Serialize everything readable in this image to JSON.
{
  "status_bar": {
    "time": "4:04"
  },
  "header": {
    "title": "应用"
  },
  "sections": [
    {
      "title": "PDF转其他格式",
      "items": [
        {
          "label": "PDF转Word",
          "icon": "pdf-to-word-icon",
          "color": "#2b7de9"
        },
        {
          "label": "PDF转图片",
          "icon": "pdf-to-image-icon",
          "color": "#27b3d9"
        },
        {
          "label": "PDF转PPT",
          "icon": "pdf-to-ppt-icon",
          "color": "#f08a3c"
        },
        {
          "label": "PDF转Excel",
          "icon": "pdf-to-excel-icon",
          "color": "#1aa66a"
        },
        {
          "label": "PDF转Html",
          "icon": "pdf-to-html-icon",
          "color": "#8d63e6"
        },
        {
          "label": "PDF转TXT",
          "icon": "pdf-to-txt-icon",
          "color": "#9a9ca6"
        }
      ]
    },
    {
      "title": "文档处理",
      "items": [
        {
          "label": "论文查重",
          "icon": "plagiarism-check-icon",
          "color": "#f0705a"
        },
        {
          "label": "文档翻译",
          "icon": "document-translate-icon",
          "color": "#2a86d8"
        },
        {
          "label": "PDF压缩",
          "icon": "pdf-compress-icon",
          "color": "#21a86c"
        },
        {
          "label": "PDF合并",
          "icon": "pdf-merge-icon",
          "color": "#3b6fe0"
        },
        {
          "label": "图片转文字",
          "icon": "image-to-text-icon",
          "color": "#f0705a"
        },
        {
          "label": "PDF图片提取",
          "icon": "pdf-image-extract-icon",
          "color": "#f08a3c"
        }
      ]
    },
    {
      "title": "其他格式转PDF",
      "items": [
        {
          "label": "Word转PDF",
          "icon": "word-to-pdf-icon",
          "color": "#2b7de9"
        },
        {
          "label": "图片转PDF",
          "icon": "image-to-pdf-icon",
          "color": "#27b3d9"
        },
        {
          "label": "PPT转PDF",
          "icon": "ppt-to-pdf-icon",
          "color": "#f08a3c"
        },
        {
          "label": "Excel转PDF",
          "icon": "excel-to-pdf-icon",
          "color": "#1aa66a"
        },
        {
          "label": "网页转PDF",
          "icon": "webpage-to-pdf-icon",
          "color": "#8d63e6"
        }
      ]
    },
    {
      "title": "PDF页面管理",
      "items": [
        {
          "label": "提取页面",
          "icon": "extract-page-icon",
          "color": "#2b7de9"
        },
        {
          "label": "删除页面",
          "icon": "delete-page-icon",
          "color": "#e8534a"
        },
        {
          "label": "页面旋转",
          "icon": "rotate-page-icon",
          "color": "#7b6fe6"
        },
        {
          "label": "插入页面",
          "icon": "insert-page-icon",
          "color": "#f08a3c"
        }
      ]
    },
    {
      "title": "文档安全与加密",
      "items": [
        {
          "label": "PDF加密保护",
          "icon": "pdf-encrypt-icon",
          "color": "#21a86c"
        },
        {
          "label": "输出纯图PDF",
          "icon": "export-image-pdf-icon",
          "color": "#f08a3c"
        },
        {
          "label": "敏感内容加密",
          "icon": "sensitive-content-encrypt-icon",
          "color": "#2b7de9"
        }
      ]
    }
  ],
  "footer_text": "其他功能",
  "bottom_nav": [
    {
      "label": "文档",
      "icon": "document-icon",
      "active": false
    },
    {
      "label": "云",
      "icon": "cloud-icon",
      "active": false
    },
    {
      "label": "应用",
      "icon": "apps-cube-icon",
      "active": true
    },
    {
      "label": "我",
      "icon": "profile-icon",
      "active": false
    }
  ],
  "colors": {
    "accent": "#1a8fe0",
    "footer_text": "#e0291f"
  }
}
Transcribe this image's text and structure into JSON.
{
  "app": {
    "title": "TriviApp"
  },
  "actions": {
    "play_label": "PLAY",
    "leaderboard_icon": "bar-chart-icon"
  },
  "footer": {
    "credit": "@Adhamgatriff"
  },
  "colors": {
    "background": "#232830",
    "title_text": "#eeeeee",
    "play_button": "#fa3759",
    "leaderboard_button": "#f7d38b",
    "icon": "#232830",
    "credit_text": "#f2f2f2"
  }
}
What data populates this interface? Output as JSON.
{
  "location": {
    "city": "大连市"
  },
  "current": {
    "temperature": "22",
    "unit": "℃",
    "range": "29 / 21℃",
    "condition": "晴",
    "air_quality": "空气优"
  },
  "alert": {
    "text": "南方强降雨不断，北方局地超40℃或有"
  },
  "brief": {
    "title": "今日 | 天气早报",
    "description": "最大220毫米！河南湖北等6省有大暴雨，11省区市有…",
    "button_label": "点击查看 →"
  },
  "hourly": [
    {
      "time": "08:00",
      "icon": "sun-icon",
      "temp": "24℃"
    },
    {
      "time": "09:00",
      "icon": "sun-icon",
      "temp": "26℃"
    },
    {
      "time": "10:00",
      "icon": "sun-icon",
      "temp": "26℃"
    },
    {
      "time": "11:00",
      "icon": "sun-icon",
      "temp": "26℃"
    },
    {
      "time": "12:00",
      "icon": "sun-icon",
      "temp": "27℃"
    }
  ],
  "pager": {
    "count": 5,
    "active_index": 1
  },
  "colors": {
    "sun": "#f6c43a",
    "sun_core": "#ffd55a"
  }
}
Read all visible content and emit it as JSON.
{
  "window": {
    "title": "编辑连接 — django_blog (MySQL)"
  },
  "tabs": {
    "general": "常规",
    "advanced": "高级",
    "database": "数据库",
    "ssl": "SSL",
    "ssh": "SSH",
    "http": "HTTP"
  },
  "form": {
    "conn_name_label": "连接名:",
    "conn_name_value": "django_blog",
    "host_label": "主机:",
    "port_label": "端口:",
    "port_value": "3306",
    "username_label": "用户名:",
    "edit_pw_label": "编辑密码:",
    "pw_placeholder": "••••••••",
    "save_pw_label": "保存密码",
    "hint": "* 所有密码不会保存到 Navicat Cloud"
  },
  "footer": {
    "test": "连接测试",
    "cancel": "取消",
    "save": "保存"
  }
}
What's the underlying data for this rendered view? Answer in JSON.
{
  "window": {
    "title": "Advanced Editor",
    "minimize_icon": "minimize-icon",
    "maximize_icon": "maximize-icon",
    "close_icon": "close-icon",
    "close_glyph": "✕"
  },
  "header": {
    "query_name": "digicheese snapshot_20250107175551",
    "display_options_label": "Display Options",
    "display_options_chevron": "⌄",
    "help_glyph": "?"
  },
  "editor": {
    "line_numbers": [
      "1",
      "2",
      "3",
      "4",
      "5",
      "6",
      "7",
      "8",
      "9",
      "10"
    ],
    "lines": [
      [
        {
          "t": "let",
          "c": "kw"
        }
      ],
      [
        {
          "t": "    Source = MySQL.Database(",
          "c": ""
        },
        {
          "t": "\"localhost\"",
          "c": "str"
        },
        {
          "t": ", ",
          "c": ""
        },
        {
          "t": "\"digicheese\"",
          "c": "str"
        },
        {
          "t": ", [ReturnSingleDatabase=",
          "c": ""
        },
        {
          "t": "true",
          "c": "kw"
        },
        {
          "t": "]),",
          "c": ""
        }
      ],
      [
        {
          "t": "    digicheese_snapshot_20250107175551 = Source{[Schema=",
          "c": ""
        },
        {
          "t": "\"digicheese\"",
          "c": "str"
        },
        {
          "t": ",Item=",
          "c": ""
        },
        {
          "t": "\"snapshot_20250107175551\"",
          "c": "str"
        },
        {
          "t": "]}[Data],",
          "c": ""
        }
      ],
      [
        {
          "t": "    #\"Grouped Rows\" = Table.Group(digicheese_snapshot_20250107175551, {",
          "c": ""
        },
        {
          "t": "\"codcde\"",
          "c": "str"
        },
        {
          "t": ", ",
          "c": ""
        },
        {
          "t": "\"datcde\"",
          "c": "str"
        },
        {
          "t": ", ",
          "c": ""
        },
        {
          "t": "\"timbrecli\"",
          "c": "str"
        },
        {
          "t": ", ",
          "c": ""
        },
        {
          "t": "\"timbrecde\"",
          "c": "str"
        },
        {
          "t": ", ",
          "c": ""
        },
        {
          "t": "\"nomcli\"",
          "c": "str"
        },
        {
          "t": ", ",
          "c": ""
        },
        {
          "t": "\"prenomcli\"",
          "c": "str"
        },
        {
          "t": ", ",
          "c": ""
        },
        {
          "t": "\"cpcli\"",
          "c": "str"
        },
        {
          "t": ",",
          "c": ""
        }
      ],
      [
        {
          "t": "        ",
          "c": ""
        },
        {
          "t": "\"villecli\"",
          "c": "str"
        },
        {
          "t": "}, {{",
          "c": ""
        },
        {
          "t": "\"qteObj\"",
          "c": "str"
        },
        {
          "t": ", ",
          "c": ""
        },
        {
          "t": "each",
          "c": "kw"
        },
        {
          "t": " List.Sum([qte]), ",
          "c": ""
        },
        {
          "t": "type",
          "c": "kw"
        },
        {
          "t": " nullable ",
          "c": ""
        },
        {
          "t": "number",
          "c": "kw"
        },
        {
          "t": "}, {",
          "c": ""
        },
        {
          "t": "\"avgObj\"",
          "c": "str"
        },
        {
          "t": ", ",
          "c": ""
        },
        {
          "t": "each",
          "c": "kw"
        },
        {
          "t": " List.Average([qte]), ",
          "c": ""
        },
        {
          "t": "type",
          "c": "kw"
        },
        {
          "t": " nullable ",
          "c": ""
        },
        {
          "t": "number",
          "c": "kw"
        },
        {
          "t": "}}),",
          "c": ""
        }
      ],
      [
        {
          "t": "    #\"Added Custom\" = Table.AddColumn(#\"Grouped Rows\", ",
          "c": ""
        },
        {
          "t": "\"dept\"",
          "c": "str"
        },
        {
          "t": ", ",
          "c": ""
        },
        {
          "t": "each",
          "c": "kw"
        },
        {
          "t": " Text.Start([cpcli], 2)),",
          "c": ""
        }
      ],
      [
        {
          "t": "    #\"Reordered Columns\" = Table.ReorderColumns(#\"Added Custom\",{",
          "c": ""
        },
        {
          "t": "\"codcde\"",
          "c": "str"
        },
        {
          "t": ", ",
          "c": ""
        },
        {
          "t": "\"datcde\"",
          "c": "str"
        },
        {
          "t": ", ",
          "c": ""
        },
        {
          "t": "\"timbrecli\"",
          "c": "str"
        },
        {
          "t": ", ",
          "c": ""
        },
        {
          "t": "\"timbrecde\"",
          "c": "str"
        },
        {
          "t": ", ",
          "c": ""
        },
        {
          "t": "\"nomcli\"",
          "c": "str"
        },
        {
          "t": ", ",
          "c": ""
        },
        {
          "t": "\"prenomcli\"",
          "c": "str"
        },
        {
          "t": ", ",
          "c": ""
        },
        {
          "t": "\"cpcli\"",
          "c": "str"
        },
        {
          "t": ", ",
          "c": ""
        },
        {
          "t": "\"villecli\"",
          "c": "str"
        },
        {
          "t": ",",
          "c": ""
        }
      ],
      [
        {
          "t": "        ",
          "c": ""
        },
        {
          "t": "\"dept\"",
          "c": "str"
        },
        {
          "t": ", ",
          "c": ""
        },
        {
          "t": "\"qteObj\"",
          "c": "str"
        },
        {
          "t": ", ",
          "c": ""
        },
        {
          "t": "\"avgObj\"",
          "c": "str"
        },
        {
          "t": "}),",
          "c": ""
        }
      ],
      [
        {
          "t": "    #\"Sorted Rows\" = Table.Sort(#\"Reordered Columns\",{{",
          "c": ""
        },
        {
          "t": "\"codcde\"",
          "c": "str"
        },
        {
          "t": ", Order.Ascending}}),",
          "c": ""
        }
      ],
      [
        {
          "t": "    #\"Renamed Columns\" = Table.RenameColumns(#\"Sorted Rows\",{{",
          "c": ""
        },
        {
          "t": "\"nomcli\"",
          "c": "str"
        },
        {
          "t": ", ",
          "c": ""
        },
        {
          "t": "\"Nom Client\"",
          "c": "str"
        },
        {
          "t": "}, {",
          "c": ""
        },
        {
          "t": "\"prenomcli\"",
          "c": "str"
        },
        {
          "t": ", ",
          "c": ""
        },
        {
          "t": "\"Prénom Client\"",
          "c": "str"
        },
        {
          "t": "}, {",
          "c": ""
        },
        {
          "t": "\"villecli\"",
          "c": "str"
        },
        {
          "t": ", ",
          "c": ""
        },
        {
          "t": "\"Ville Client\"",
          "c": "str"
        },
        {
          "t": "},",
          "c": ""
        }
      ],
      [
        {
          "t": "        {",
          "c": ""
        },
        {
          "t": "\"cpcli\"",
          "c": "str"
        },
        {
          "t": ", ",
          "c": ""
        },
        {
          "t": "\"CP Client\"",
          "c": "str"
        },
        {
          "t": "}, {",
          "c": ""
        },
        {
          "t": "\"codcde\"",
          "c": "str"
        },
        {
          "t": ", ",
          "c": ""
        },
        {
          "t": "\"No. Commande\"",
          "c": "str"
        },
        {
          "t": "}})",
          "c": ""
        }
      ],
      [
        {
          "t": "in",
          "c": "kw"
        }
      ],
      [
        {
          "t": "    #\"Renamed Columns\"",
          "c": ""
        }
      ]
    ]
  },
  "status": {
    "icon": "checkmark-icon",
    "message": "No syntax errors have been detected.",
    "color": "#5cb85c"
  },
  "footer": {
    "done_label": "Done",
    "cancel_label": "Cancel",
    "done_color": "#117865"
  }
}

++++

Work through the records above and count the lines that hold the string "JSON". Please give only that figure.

* FINAL ANSWER: 5